Last night we used him for a centerpiece.
Pet Rock. Rubbleman. Sepulcher Sam.
Our Brobdingnagian wit fazed him
not a bit. The wonder is that life informs
the carapace (big black and pumpkin chips),
the legs that tractor earth’s unevenness,
the serpentine head, at all.
Only the eye—and it a slit of semiprecious
light—looks other than conglomerate.
Having no place for shelf life
we keep him casually corralled
(Does he go snow-blind in the sink?),
include him in what we do.
But the household god steadfastly will not eat
our offerings of parsley, meat;
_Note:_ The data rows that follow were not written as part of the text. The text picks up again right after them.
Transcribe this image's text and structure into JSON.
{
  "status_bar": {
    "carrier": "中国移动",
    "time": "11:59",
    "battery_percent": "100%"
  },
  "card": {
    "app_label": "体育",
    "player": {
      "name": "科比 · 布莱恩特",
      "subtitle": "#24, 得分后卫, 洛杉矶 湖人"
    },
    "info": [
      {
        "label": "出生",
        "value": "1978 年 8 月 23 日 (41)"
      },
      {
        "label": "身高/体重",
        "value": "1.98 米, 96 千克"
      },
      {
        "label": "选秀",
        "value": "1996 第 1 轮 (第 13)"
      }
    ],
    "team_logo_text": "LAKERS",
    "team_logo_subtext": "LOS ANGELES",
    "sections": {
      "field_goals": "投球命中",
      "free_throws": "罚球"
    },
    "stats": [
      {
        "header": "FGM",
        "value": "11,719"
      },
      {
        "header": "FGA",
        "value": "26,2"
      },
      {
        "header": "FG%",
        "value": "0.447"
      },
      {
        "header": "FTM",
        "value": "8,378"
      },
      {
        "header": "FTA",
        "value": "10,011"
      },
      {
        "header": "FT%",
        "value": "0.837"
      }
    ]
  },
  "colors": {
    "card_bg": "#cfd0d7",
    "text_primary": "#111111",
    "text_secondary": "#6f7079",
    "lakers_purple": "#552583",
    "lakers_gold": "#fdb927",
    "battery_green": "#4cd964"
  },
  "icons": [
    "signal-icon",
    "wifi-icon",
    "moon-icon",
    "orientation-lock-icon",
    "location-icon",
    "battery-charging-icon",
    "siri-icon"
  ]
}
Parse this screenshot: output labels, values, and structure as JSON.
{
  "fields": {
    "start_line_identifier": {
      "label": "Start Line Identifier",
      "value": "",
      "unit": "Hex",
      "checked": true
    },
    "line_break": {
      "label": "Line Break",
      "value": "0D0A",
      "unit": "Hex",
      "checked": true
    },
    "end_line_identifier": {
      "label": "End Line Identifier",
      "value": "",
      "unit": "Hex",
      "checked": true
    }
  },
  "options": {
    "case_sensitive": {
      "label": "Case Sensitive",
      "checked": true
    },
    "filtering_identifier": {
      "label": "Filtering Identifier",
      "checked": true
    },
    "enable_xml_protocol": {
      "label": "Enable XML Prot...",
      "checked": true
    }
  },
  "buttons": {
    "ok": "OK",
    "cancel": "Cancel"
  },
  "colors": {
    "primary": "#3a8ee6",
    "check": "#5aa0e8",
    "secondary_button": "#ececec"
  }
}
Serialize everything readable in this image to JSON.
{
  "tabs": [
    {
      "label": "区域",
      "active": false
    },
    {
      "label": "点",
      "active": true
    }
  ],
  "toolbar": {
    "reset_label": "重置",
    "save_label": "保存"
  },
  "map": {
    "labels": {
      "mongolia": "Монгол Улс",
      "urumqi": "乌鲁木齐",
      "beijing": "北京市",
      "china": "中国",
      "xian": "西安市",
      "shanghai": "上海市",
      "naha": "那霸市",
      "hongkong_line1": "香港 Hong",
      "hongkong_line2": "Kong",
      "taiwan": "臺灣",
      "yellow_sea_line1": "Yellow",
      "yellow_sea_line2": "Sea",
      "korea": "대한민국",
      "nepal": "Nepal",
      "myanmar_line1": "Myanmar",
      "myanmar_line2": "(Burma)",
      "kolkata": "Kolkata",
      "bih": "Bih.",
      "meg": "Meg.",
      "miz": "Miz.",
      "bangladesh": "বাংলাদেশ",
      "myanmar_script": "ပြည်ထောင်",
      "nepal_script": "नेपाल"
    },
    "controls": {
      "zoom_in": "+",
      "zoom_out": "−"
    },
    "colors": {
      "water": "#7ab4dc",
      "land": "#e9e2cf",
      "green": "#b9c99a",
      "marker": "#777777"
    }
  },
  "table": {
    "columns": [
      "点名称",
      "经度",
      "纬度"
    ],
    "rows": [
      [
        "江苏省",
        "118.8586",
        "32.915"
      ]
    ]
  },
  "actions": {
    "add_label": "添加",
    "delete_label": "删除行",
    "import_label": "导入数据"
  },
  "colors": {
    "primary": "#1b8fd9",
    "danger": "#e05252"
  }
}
for hours holds head extended or a claw
as if reverted to his quarried
origins, the living rock.
Perhaps he’s trying to hibernate
in a winter our warmth will not provide.
Or refuses, always, to respond
for reasons of turtle dignity.
Or fears to be soup, or hopes to lithify
remembering how good it was in the Jurassic.
The life within withdrawn, he’s comatose—
or raptly attends some call we cannot hear.
Clearly we're tuned to different frequencies:
the elder species and the parvenu.
Today you put him out for air
in the turtletight backyard, returned
to find him–Allakhazam–not there.
And as he was elsewhere when among us,
now he is a presence in his absence.